Still, the foundation wanted to honor its commitment to the School of Music. That’s when it issued the limited edition of “Take Five,” a painting that sold in the Rodrigue gallery in Japan.
Foundation representatives met in New York with the Japanese gallery directors, who connected the foundation to the painting’s owners, who gave their permission. Each print is numbered and stamped with a specially designed Rodrigue signature in propriety ink to denote authenticity.
The ink appears black to the naked eye, purple in fluorescent light and green in infrared light.
“Take Five” is the third posthumous print released by the George Rodrigue estate. Its title refers to Paul Desmond’s jazz piece “Take Five,” made famous by the Dave Brubeck Quartet.
“Dad was a huge supporter of the arts and education, and we are so proud to partner with the LSU School of Music to continue his legacy,” Jacques Rodrigue said.
The LSU School of Music began working with the George Rodrigue Foundation of the Arts through Louisiana A+ Schools, part of the Turnaround Arts: Louisiana education initiative designed to improve low-performing schools through arts integration.
“This is a project that started before I came here, but to have this happen in my first semester is exciting,” said Queen, who started his term as dean in July. “And this is exciting for out students, because the one instrument that all of the students in the School of Music is required to learn is the piano.

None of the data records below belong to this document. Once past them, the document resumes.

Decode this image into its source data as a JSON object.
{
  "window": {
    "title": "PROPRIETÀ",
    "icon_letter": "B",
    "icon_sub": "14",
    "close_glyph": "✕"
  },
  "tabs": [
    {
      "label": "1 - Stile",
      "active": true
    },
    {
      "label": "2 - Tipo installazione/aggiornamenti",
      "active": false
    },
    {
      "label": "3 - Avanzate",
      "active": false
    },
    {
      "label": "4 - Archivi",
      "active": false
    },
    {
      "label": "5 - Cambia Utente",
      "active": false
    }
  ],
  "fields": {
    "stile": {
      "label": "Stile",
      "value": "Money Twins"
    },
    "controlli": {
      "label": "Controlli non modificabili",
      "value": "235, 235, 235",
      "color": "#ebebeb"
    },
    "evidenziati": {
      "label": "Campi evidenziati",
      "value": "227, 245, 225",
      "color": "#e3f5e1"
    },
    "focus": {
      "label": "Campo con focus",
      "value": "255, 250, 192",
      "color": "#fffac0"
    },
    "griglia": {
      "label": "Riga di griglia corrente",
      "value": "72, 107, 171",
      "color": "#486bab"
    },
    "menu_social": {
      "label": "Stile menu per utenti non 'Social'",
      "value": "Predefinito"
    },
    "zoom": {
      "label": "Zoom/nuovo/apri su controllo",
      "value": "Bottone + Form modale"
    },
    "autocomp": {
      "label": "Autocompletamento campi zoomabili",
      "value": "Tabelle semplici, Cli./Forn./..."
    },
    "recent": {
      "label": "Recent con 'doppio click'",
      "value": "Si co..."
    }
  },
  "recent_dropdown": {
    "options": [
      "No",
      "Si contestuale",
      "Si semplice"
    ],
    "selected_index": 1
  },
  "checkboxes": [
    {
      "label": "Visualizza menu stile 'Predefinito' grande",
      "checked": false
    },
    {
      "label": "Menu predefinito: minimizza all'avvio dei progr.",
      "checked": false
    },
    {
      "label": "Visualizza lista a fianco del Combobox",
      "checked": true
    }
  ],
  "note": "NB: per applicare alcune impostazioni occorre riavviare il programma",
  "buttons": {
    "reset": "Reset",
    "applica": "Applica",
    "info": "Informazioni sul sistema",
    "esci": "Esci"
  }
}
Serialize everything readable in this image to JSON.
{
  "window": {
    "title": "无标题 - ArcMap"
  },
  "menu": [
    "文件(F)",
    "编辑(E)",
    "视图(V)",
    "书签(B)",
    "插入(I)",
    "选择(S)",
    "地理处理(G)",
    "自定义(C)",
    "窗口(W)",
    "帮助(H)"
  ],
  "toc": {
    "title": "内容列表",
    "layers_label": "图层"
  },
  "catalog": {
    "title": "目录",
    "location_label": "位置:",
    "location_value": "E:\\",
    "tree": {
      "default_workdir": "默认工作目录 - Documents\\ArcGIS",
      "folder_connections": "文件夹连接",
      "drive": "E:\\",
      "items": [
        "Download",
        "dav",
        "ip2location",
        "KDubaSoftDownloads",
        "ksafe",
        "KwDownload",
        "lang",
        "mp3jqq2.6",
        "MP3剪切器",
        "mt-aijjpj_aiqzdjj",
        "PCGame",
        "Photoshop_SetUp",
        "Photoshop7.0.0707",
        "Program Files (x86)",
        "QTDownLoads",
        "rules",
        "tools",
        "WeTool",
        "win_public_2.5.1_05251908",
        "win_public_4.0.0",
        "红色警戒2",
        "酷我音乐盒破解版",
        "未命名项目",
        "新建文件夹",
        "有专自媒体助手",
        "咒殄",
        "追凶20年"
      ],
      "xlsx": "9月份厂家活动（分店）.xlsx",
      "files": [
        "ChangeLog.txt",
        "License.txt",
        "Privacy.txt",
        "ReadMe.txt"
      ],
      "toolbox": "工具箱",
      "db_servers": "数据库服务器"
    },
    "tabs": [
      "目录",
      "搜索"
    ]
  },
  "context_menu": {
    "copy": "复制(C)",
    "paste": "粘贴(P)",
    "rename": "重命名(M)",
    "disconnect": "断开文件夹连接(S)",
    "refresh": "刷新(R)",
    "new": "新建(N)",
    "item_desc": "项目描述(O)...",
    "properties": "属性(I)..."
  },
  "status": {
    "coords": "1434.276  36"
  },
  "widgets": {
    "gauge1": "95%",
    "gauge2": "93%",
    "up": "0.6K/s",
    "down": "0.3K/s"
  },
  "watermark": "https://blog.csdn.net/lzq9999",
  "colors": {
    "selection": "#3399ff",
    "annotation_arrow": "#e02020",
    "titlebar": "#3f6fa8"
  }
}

When they have an opportunity to practice on a Steinway, it’s like the difference between driving a domestic car and driving a BMW. You immediately know the difference.”
Gurt said his students immediately will feel the difference.
“They get so frustrated playing on pianos that need work,” he said. “Pianos don’t get better with age. They have to be maintained, and they not only need to be tuned but regulated, which means that the keys should make the same sound at the same volume when you push down on them.”
A distorted volume during practice leads to frustration.
“But the pianos here are great,” Gurt said, placing his hands on the upright’s keys. “We’ll see a difference in our students’ performances, and I think after playing one of these pianos, they’ll be excited to go to the practice room. This is a great day for us.”